Test cricket’s highest run-scorer begins day three at the MA Chidambaram Stadium on Sunday unbeaten on 71 and in sight of a 52nd Test century. In his company is the stylish, next-generation Virat Kohli (50 not out). India, in response to Australia’s first innings total of 380, have recovered from a Pattinson-inspired 2-12 to be in far more respectable shape at 3-182.

Tendulkar will remove a fair-sized monkey from his back – and send a heaving ground into pandemonium with 29 more runs on Sunday morning. He has not made a Test hundred in two years, and is two months short of his 40th birthday. He had averaged only 18.6 against England in his last series; he was meant to be finished. He may have been written off too soon.

"Obviously he's the prized wicket,” Pattinson said. “His record is unbelievable. I think it's just the presence that he has when he walks out there as well. He's got a lot more time when I bowl to him than other players and he picks the ball up quite easily. He's always definitely the wicket you want to pick up."


"You are always a chance of getting someone out, we come tomorrow and it’s a new day and we are right in the game. We were in a similar position in the Boxing Day Test last year and we came out the next day, bowled really well and went straight through them."

The Little Master sure does like Chennai. At no venue has he scored more Test centuries – he has five here and counting – so there was always the chance he would locate his mojo here again. Ominously, his last Test ton in India was against Australia, in 2010. Then, he went on to make 214.

It said something about the vintage touch Tendulkar has found that even Pattinson could not get under his skin. If the Indians had forgotten about the brash Victorian they were issued a firm reminder.

Two summers ago he made an instant impression against their all-star batting line-up, claiming 11 wickets in two Tests, most memorably rattling the stumps of Tendulkar himself in Sydney. Injury has interrupted the 22-year-old’s rapid ascent since but, three months after breaking down against South Africa in Adelaide, he was back and India were again in the firing line. Three wickets in 28 deliveries single-handedly undid their top three – all of them bowled.

"I just love the challenge really of coming in to bowl to people like Sehwag and Tendulkar, who I've grown up as a little tacker watching on TV,” said Pattinson. “I love playing against good players."

It took only eight balls for Pattinson to strike in their first innings just after lunch, theatrically removing opener Murali Vijay’s leg stump with a 150km/h thunderbolt and then, in his next over, coaxing with more sheer speed a spectacled Virender Sehwag to play on as well.
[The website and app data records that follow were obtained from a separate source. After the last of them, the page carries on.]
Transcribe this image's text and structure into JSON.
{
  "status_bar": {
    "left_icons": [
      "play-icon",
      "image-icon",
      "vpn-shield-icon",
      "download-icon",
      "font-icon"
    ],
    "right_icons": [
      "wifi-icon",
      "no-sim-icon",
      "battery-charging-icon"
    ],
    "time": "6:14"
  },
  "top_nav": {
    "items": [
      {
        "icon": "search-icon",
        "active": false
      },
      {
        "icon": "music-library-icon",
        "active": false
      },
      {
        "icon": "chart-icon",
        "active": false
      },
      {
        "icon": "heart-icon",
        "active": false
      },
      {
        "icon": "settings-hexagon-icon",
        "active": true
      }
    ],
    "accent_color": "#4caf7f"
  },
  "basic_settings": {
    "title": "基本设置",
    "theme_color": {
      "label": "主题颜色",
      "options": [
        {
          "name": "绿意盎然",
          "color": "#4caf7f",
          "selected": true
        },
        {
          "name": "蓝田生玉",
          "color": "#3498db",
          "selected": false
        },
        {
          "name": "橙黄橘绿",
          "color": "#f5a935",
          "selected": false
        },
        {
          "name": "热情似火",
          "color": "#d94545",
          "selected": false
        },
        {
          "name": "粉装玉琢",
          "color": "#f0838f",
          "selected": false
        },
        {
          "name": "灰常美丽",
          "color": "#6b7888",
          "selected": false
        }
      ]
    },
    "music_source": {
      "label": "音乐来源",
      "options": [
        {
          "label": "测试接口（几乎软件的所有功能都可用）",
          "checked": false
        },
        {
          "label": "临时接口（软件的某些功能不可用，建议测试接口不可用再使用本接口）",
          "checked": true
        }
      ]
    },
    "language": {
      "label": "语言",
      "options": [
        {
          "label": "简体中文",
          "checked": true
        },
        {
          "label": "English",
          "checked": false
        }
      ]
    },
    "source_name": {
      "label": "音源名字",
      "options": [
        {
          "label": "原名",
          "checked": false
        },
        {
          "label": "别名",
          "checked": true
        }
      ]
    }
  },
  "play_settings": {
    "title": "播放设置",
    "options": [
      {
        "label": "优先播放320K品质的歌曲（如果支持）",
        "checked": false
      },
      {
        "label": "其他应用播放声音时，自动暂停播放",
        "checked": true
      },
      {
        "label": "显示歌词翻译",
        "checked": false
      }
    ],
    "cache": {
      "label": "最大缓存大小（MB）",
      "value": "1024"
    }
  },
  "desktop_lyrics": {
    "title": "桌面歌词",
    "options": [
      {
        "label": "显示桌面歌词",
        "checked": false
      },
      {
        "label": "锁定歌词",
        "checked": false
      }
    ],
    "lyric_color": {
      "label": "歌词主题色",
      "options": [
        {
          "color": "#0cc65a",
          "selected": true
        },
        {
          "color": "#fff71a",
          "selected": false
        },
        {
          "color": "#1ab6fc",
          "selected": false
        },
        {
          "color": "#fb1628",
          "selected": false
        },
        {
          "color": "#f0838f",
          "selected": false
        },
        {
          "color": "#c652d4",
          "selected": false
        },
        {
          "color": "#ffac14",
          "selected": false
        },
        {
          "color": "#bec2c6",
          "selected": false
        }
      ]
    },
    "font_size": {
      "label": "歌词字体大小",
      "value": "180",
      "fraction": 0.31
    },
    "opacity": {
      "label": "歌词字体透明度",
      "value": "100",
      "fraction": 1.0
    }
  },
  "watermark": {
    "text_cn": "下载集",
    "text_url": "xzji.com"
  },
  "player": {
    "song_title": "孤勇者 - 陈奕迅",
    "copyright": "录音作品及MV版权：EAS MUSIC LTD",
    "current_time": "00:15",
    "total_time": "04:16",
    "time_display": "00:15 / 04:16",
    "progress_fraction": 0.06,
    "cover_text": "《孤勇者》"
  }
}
Used effectively by Michael Clarke in three-over cameos Pattinson returned in the second over of his next spell to crash a low flyer into the pegs of Cheteshwar Pujara, hitherto untroubled on 44.

Pattinson, reacquainting himself with foes he had tormented 13 months ago, allowed Australia to cash in on their investment in fast bowling rather than spin here, extracting their own treasures from a pitch with more red splotches than a teenager’s face. He bowled only six overs but made the pinch-hitting count, taking 3-25.

Only Tendulkar could withstand his onslaught at its peak. Thousands remained waiting in long, frustrating lines outside the ground as the veteran walked to the centre. Those fortunate to be in the venue greeted him with ear-piercing adulation.

When he stroked his first ball, from Pattinson, to the cover boundary, they went bananas. The next ball, louder still, as Tendulkar neatly caressed the Australian quick to backward point for another four. He finished the over with 12 runs to his name, guiding the last delivery to the third man rope for good measure. There were only three other boundaries from his blade for the afternoon but at times he was sublime. However, he survived  a very close leg-before shout from Nathan Lyon on 37.

Earlier, Clarke had been dismissed half an hour before lunch for 130, but not before surpassing Greg Chappell’s Test aggregate of 7110 runs, having gone beyond Don Bradman’s career total a day earlier. It was also the highest score by an Australian captain in India.